Task goal: What you return must match the data exactly, line for line.

Data excerpts:
--

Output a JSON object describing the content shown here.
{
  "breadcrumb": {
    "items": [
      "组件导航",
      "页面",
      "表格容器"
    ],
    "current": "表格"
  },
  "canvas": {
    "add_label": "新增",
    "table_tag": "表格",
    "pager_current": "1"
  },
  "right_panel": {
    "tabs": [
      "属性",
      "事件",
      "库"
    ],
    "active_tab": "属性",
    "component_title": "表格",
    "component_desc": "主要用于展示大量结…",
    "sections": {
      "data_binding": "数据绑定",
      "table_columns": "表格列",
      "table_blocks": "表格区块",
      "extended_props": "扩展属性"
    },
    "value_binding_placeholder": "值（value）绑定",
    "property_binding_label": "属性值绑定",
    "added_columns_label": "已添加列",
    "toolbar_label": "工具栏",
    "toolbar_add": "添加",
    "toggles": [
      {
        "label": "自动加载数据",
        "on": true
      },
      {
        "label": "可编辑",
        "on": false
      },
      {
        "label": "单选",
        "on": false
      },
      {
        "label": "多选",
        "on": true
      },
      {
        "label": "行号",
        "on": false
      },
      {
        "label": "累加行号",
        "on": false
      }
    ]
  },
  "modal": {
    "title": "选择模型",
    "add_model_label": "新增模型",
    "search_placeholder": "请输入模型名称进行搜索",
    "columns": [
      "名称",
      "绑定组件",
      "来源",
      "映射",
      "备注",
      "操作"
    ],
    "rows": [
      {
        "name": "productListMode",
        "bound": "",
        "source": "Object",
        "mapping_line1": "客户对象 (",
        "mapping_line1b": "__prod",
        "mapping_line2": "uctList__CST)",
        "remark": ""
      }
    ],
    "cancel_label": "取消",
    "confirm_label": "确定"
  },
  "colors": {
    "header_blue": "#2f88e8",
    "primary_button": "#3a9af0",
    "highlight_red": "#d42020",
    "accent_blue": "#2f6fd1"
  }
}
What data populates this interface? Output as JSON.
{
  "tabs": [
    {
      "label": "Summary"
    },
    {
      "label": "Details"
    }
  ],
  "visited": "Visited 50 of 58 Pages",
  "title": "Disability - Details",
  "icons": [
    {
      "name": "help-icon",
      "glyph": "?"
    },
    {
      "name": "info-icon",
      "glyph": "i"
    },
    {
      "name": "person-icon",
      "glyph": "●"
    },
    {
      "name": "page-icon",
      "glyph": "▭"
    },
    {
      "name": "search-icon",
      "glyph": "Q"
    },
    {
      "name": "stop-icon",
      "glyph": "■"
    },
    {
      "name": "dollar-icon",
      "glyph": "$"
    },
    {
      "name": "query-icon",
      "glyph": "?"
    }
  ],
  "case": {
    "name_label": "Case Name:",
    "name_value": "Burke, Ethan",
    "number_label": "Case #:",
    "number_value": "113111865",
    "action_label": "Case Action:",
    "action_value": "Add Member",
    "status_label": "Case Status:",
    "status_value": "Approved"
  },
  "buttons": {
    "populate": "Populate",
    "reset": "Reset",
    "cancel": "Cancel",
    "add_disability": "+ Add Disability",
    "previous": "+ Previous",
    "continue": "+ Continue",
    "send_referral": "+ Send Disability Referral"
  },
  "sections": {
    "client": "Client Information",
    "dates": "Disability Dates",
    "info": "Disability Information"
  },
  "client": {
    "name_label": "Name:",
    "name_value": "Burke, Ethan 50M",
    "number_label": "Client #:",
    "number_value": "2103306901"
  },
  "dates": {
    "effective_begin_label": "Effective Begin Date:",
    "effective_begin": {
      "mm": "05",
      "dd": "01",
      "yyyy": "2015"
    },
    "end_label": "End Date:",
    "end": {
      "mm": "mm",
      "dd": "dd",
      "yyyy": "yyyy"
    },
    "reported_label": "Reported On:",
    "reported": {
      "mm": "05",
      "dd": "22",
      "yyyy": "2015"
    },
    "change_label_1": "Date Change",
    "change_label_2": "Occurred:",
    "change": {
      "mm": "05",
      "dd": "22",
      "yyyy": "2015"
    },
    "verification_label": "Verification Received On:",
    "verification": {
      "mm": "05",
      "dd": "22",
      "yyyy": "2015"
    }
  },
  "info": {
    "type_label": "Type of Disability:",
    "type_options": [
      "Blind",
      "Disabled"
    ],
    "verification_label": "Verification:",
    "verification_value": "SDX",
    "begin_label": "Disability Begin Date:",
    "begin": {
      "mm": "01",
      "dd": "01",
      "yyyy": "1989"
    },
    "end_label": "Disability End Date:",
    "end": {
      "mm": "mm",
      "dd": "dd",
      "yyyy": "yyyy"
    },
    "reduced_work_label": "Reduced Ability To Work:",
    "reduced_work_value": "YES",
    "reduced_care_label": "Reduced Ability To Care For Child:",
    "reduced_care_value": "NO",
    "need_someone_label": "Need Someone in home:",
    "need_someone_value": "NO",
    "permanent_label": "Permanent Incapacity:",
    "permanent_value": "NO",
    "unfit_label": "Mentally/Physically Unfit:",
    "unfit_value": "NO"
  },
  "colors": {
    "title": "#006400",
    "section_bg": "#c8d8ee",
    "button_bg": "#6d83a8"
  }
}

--

Solution:
Output a JSON object describing the content shown here.
{
  "breadcrumb": {
    "items": [
      "组件导航",
      "页面",
      "表格容器"
    ],
    "current": "表格"
  },
  "canvas": {
    "add_label": "新增",
    "table_tag": "表格",
    "pager_current": "1"
  },
  "right_panel": {
    "tabs": [
      "属性",
      "事件",
      "库"
    ],
    "active_tab": "属性",
    "component_title": "表格",
    "component_desc": "主要用于展示大量结…",
    "sections": {
      "data_binding": "数据绑定",
      "table_columns": "表格列",
      "table_blocks": "表格区块",
      "extended_props": "扩展属性"
    },
    "value_binding_placeholder": "值（value）绑定",
    "property_binding_label": "属性值绑定",
    "added_columns_label": "已添加列",
    "toolbar_label": "工具栏",
    "toolbar_add": "添加",
    "toggles": [
      {
        "label": "自动加载数据",
        "on": true
      },
      {
        "label": "可编辑",
        "on": false
      },
      {
        "label": "单选",
        "on": false
      },
      {
        "label": "多选",
        "on": true
      },
      {
        "label": "行号",
        "on": false
      },
      {
        "label": "累加行号",
        "on": false
      }
    ]
  },
  "modal": {
    "title": "选择模型",
    "add_model_label": "新增模型",
    "search_placeholder": "请输入模型名称进行搜索",
    "columns": [
      "名称",
      "绑定组件",
      "来源",
      "映射",
      "备注",
      "操作"
    ],
    "rows": [
      {
        "name": "productListMode",
        "bound": "",
        "source": "Object",
        "mapping_line1": "客户对象 (",
        "mapping_line1b": "__prod",
        "mapping_line2": "uctList__CST)",
        "remark": ""
      }
    ],
    "cancel_label": "取消",
    "confirm_label": "确定"
  },
  "colors": {
    "header_blue": "#2f88e8",
    "primary_button": "#3a9af0",
    "highlight_red": "#d42020",
    "accent_blue": "#2f6fd1"
  }
}
What data populates this interface? Output as JSON.
{
  "tabs": [
    {
      "label": "Summary"
    },
    {
      "label": "Details"
    }
  ],
  "visited": "Visited 50 of 58 Pages",
  "title": "Disability - Details",
  "icons": [
    {
      "name": "help-icon",
      "glyph": "?"
    },
    {
      "name": "info-icon",
      "glyph": "i"
    },
    {
      "name": "person-icon",
      "glyph": "●"
    },
    {
      "name": "page-icon",
      "glyph": "▭"
    },
    {
      "name": "search-icon",
      "glyph": "Q"
    },
    {
      "name": "stop-icon",
      "glyph": "■"
    },
    {
      "name": "dollar-icon",
      "glyph": "$"
    },
    {
      "name": "query-icon",
      "glyph": "?"
    }
  ],
  "case": {
    "name_label": "Case Name:",
    "name_value": "Burke, Ethan",
    "number_label": "Case #:",
    "number_value": "113111865",
    "action_label": "Case Action:",
    "action_value": "Add Member",
    "status_label": "Case Status:",
    "status_value": "Approved"
  },
  "buttons": {
    "populate": "Populate",
    "reset": "Reset",
    "cancel": "Cancel",
    "add_disability": "+ Add Disability",
    "previous": "+ Previous",
    "continue": "+ Continue",
    "send_referral": "+ Send Disability Referral"
  },
  "sections": {
    "client": "Client Information",
    "dates": "Disability Dates",
    "info": "Disability Information"
  },
  "client": {
    "name_label": "Name:",
    "name_value": "Burke, Ethan 50M",
    "number_label": "Client #:",
    "number_value": "2103306901"
  },
  "dates": {
    "effective_begin_label": "Effective Begin Date:",
    "effective_begin": {
      "mm": "05",
      "dd": "01",
      "yyyy": "2015"
    },
    "end_label": "End Date:",
    "end": {
      "mm": "mm",
      "dd": "dd",
      "yyyy": "yyyy"
    },
    "reported_label": "Reported On:",
    "reported": {
      "mm": "05",
      "dd": "22",
      "yyyy": "2015"
    },
    "change_label_1": "Date Change",
    "change_label_2": "Occurred:",
    "change": {
      "mm": "05",
      "dd": "22",
      "yyyy": "2015"
    },
    "verification_label": "Verification Received On:",
    "verification": {
      "mm": "05",
      "dd": "22",
      "yyyy": "2015"
    }
  },
  "info": {
    "type_label": "Type of Disability:",
    "type_options": [
      "Blind",
      "Disabled"
    ],
    "verification_label": "Verification:",
    "verification_value": "SDX",
    "begin_label": "Disability Begin Date:",
    "begin": {
      "mm": "01",
      "dd": "01",
      "yyyy": "1989"
    },
    "end_label": "Disability End Date:",
    "end": {
      "mm": "mm",
      "dd": "dd",
      "yyyy": "yyyy"
    },
    "reduced_work_label": "Reduced Ability To Work:",
    "reduced_work_value": "YES",
    "reduced_care_label": "Reduced Ability To Care For Child:",
    "reduced_care_value": "NO",
    "need_someone_label": "Need Someone in home:",
    "need_someone_value": "NO",
    "permanent_label": "Permanent Incapacity:",
    "permanent_value": "NO",
    "unfit_label": "Mentally/Physically Unfit:",
    "unfit_value": "NO"
  },
  "colors": {
    "title": "#006400",
    "section_bg": "#c8d8ee",
    "button_bg": "#6d83a8"
  }
}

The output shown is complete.